Dave Nichol: The man who revolutionized branding, and made simple exotic
Dave Nichol, who died on Sunday at age 73, was a trailblazer in the marketing world for revolutionizing Loblaw Companies Limited’s house brands, transforming them into affordable luxuries, and using his folksy style in advertising to turn his products – and himself – into household names….“[Customers would] be willing to try these new tastes, and [Nichol would] show them how to prepare it or that it wasn’t very expensive,” said Alan Middleton, a marketing professor at York University’s Schulich School of Business, in The Globe and Mail Sept. 26. While writing his dissertation on store brands in the early ’90s, Middleton met with Nichol on multiple occasions and was given access to the company’s research. It showed that Canadians related to Nichol’s passion for food, and the fact that the products demonstrated how to bring new tastes to their tables. Read full story.
An unnatural history of Stanley Park
“In the late 19th century, when the park opened, a number of things would have looked very different,” explained York University history Professor Sean Kheraj, author of Inventing Stanley Park: An Environmental History, in The Tyee Sept. 27. Including the forest itself. Following a series of insect infestations in the early part of the 20th century, entomologists advocated the removal of blocks of hemlock and spruce, replacing them with a greater proportion of Douglas fir, which was considered a more resilient, more insect resistant and more aesthetically pleasing tree. “As a result, the treeline of the park today is a lot puffier and smoother than it was in the 19th century,” Kheraj said. Read full story.
Take time to get labour law right
As it stands, there is a long way to go to ensure that employment act – also known as Bill 85 – will actually serve our people well by replacing nearly 70 years of balanced labour legislation and repealing or amending 33 separate laws, reported the StarPhoenix Sept. 27….Nationally recognized and respected labour relations scholar and lawyer Professor David Doorey of York University observes in his review of the legislation that “Bill 85 in its final version remains a one-sided package of reforms. The bill’s labour relations provisions in particular are designed to impose new obligations, new restrictions, new costs and new challenges on unions.” Read full story.
The impact of law and corruption on venture capital and private equity fees and returns

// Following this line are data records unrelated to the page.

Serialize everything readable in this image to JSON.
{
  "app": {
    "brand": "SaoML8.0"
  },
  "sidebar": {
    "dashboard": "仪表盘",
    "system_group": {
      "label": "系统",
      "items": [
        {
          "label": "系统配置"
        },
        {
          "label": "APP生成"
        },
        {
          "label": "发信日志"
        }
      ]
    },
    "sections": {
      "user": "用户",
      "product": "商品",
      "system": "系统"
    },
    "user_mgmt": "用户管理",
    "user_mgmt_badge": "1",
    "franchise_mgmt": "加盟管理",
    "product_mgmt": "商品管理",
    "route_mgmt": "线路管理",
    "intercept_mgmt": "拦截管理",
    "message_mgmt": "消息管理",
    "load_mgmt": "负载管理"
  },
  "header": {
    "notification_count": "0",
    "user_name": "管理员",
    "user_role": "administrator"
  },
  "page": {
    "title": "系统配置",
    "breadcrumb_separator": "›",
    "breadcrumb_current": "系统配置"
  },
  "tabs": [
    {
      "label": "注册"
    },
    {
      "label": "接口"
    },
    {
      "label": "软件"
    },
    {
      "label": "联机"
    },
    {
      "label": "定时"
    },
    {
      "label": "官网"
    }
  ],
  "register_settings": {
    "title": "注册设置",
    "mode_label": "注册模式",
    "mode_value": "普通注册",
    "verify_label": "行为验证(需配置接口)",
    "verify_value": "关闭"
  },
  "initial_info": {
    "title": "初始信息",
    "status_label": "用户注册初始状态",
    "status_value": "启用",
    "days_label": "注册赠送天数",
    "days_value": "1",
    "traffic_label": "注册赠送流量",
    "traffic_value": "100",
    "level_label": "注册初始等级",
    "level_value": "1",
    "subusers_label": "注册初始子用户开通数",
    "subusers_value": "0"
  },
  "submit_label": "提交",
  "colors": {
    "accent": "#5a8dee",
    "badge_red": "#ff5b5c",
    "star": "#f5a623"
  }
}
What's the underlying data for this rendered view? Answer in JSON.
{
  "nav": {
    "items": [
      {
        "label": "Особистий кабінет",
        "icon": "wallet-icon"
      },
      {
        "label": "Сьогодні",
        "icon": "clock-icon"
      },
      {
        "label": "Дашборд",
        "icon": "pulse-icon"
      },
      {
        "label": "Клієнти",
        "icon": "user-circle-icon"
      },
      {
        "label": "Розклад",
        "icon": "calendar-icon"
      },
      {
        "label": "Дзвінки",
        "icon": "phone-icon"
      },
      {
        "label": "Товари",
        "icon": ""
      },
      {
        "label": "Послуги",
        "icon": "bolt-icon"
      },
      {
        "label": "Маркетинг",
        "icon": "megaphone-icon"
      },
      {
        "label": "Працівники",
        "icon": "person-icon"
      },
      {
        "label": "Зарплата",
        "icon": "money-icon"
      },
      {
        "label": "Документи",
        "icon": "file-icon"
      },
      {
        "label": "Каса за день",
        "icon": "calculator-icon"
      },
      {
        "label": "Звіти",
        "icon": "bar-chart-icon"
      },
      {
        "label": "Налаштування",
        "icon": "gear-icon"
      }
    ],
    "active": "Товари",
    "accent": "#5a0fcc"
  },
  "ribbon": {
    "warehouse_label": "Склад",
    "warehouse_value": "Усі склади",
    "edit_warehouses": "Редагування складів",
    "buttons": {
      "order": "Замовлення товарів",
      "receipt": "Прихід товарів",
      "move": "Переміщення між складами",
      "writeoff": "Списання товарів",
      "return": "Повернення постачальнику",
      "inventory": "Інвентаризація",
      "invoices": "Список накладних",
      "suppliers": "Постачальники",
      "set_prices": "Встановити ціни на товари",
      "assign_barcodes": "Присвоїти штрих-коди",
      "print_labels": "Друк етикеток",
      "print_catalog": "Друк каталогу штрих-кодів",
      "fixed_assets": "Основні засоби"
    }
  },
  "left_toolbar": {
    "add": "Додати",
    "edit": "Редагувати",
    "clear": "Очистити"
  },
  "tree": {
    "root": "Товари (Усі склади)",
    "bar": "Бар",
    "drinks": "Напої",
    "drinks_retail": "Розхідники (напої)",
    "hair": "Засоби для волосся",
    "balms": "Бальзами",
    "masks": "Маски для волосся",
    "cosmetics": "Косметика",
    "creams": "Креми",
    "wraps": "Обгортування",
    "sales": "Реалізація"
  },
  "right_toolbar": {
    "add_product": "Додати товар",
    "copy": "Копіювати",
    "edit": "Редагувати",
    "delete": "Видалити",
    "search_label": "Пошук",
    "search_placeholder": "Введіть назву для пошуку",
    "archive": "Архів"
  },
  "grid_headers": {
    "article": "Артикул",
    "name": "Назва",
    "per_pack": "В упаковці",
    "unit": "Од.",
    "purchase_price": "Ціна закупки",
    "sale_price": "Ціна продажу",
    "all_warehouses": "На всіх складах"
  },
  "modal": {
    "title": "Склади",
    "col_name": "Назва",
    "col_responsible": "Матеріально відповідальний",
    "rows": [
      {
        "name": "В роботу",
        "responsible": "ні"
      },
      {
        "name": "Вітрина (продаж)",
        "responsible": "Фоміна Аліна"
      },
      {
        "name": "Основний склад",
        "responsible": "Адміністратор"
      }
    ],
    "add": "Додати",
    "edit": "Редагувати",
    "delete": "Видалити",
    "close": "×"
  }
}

“Since the 2007 financial crisis, there has been significant and growing concern in the venture capital and private equity industries worldwide of the role of corruption in influencing venture capital and private equity fund manager activities,” co-wrote Douglas Cumming, a professor of finance and entrepreneurship and the Ontario Research Chair at York University’s Schulich School of Business, in the World Financial Review Sept. 26. Read full story.